What You Need to Know About COVID-19 Inspections

Since the Government began urging people back to work the Health and Safety Executive (HSE) have been working with businesses, local councils and local public health authorities to ensure businesses are COVID-secure. One of the main ways the HSE have been ensuring businesses are COVID-secure is by carrying out random inspections.

Ensuring your business meets the HSE requirements of being COVID-secure means adapting your workplace to comply with current guidance and implementing safeguards to mitigate the risks of coronavirus to protect your workers and others.

In recent announcements the HSE stated all businesses can take the following practical steps to control the risks of coronavirus in the workplace:

  • Carry out a COVID-19 risk assessment
  • Develop increased cleaning, hand washing and hygiene procedures
  • Maintain 2m social distancing where possible
  • Where people cannot be 2m apart, manage transmission risk

Waste Management concerns

Although the above key measures seem at first glance relatively easy to implement, some businesses in waste management may struggle to adapt to some of the measures specifically, such as wearing face coverings in enclosed spaces & maintaining distance of at least 1 metre+.

Adapting to these measures can also be quite expensive, especially given the measures are subject to further changes which businesses must be alert to and respond quickly to in order to achieve compliance.

Preparing for COVID-19 inpsection

Most inspections thus far have been conducted by way of ‘spot checks’, with the HSE calling businesses and/or visiting sites to ensure compliance.

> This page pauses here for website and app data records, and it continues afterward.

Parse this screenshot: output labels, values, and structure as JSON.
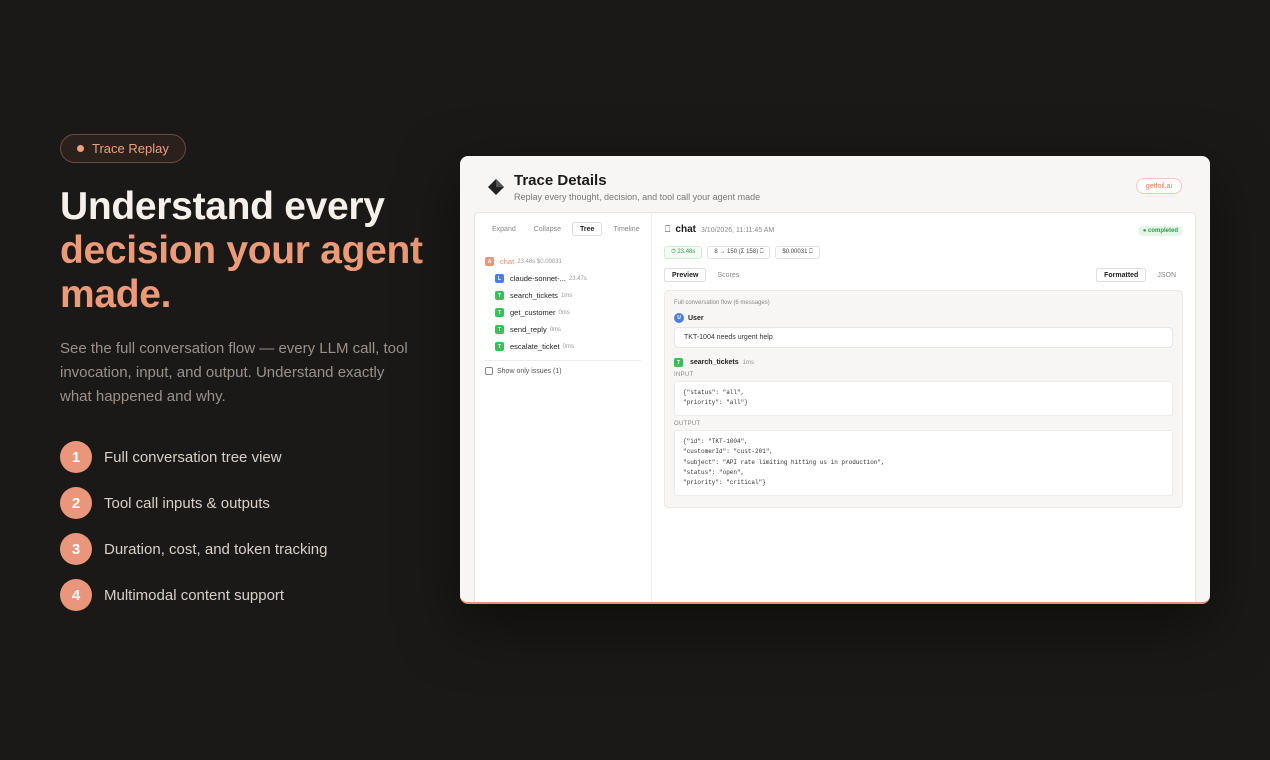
{
  "hero": {
    "badge": "Trace Replay",
    "headline_line1": "Understand every",
    "headline_line2": "decision your agent made.",
    "description": "See the full conversation flow — every LLM call, tool invocation, input, and output. Understand exactly what happened and why.",
    "features": [
      {
        "num": "1",
        "text": "Full conversation tree view"
      },
      {
        "num": "2",
        "text": "Tool call inputs & outputs"
      },
      {
        "num": "3",
        "text": "Duration, cost, and token tracking"
      },
      {
        "num": "4",
        "text": "Multimodal content support"
      }
    ]
  },
  "card": {
    "title": "Trace Details",
    "subtitle": "Replay every thought, decision, and tool call your agent made",
    "site": "getfoil.ai"
  },
  "tree": {
    "tabs": [
      "Expand",
      "Collapse",
      "Tree",
      "Timeline"
    ],
    "active_tab": "Tree",
    "nodes": [
      {
        "icon": "A",
        "name": "chat",
        "meta": "23.48s $0.00031"
      },
      {
        "icon": "L",
        "name": "claude-sonnet-...",
        "meta": "23.47s"
      },
      {
        "icon": "T",
        "name": "search_tickets",
        "meta": "1ms"
      },
      {
        "icon": "T",
        "name": "get_customer",
        "meta": "0ms"
      },
      {
        "icon": "T",
        "name": "send_reply",
        "meta": "0ms"
      },
      {
        "icon": "T",
        "name": "escalate_ticket",
        "meta": "0ms"
      }
    ],
    "issues_label": "Show only issues (1)"
  },
  "detail": {
    "chat_icon": "⎕",
    "name": "chat",
    "timestamp": "3/10/2026, 11:11:45 AM",
    "status": "● completed",
    "metrics": [
      "⏱ 23.48s",
      "8 → 150 (Σ 158) ⎕",
      "$0.00031 ⎕"
    ],
    "view_tabs": [
      "Preview",
      "Scores"
    ],
    "format_tabs": [
      "Formatted",
      "JSON"
    ],
    "flow_label": "Full conversation flow (6 messages)",
    "user_icon": "U",
    "user_role": "User",
    "user_message": "TKT-1004 needs urgent help",
    "tool_icon": "T",
    "tool_name": "search_tickets",
    "tool_duration": "1ms",
    "input_label": "INPUT",
    "input_code": "{\"status\": \"all\",\n\"priority\": \"all\"}",
    "output_label": "OUTPUT",
    "output_code": "{\"id\": \"TKT-1004\",\n\"customerId\": \"cust-201\",\n\"subject\": \"API rate limiting hitting us in production\",\n\"status\": \"open\",\n\"priority\": \"critical\"}"
  },
  "colors": {
    "accent": "#ec9a78",
    "background": "#1b1918",
    "success": "#3bbf57",
    "llm": "#4a7fe0"
  }
}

Inspectors may also request visual evidence and video footage prior to attending the site.

Given the possible requests that can be made of businesses, it is crucial your business is adhering to COVID-secure guidance and has effective risk management in place, especially given the above ‘spot checks’ are random so you will not get much notice of an inspection.

Some of the common issues arising from inspections include:

  • Failing to provide arrangements for monitoring, supervising and maintaining social distancing
  • Failing to introduce an adequate cleaning regime – especially at busy times of the day
  • Failing providing access to welfare facilities to allow employees to frequently wash their hands with warm water and soap

Actions the HSE may take following an inspection

The HSE have stated if they conclude from an inspection that a business is failing to manage risk and protect workers and visitors, they will take immediate action. This can range from giving specific advice, issuing enforcement notices, stopping specific work practices until they are made safe and, where businesses fail to comply, this could result in prosecution.